### DIRECTIONS FOR THIS TASK
Keyword search on "Williams": report each line of the records that contains it.

### WORKING DATA
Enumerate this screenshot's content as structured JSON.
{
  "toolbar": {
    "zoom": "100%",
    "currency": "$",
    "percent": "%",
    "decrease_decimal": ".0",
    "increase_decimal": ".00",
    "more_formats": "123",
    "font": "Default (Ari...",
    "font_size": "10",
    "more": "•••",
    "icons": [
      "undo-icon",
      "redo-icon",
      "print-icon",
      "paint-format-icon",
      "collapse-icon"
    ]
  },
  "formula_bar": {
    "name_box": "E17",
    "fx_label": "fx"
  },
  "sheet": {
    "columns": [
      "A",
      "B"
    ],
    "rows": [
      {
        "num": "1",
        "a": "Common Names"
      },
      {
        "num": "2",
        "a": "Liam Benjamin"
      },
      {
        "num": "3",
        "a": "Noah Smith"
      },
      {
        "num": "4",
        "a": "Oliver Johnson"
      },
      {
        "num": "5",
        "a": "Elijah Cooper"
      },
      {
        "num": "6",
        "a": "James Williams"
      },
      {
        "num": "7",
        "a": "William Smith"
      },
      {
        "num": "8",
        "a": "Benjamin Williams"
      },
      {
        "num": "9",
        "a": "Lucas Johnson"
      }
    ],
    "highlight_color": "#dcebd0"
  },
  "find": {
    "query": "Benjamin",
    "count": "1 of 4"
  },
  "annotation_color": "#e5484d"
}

### OUTPUT FOR THIS EXERCISE
        "a": "James Williams"
        "a": "Benjamin Williams"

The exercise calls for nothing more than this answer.